• _Data provided_:
-- Opening Marker --

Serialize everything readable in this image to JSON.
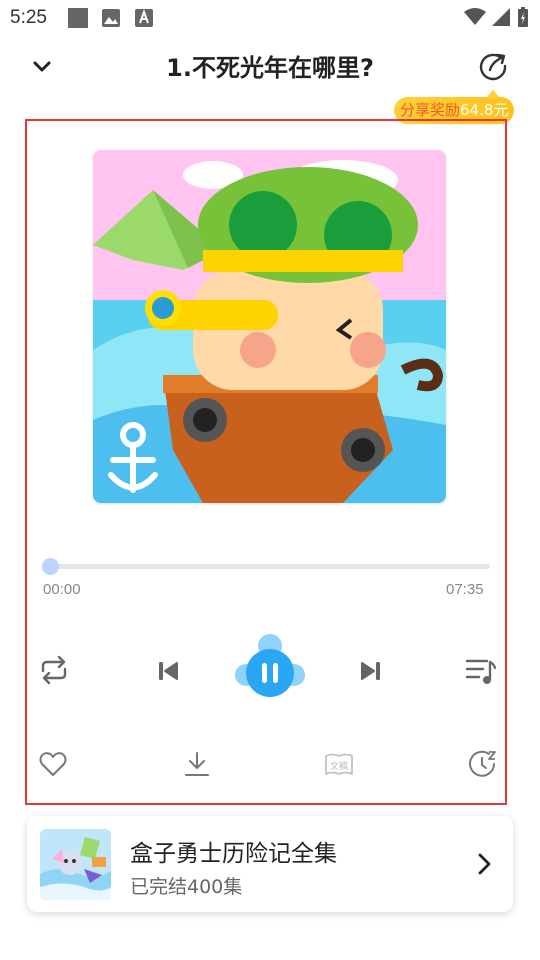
{
  "status_bar": {
    "time": "5:25",
    "icons": [
      "image-placeholder-icon",
      "gallery-icon",
      "font-app-icon",
      "wifi-icon",
      "cell-signal-icon",
      "battery-charging-icon"
    ]
  },
  "header": {
    "title": "1.不死光年在哪里?",
    "back_icon": "chevron-down-icon",
    "share_icon": "share-arrow-icon",
    "share_reward_label": "分享奖励",
    "share_reward_amount": "64.8元"
  },
  "player": {
    "current_time": "00:00",
    "total_time": "07:35",
    "progress": 0,
    "state": "playing",
    "controls": [
      "repeat-icon",
      "previous-icon",
      "pause-icon",
      "next-icon",
      "playlist-icon"
    ],
    "actions": [
      "like-icon",
      "download-icon",
      "transcript-icon",
      "sleep-timer-icon"
    ],
    "transcript_label": "文稿"
  },
  "album": {
    "name": "盒子勇士历险记全集",
    "subtitle": "已完结400集"
  },
  "colors": {
    "accent": "#2aa6f5",
    "highlight_border": "#e53935",
    "reward_bg": "#ffc21b",
    "reward_text": "#f05a22"
  }
}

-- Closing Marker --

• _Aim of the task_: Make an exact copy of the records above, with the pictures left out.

• _Solution to this exercise_:
Serialize everything readable in this image to JSON.
{
  "status_bar": {
    "time": "5:25",
    "icons": [
      "image-placeholder-icon",
      "gallery-icon",
      "font-app-icon",
      "wifi-icon",
      "cell-signal-icon",
      "battery-charging-icon"
    ]
  },
  "header": {
    "title": "1.不死光年在哪里?",
    "back_icon": "chevron-down-icon",
    "share_icon": "share-arrow-icon",
    "share_reward_label": "分享奖励",
    "share_reward_amount": "64.8元"
  },
  "player": {
    "current_time": "00:00",
    "total_time": "07:35",
    "progress": 0,
    "state": "playing",
    "controls": [
      "repeat-icon",
      "previous-icon",
      "pause-icon",
      "next-icon",
      "playlist-icon"
    ],
    "actions": [
      "like-icon",
      "download-icon",
      "transcript-icon",
      "sleep-timer-icon"
    ],
    "transcript_label": "文稿"
  },
  "album": {
    "name": "盒子勇士历险记全集",
    "subtitle": "已完结400集"
  },
  "colors": {
    "accent": "#2aa6f5",
    "highlight_border": "#e53935",
    "reward_bg": "#ffc21b",
    "reward_text": "#f05a22"
  }
}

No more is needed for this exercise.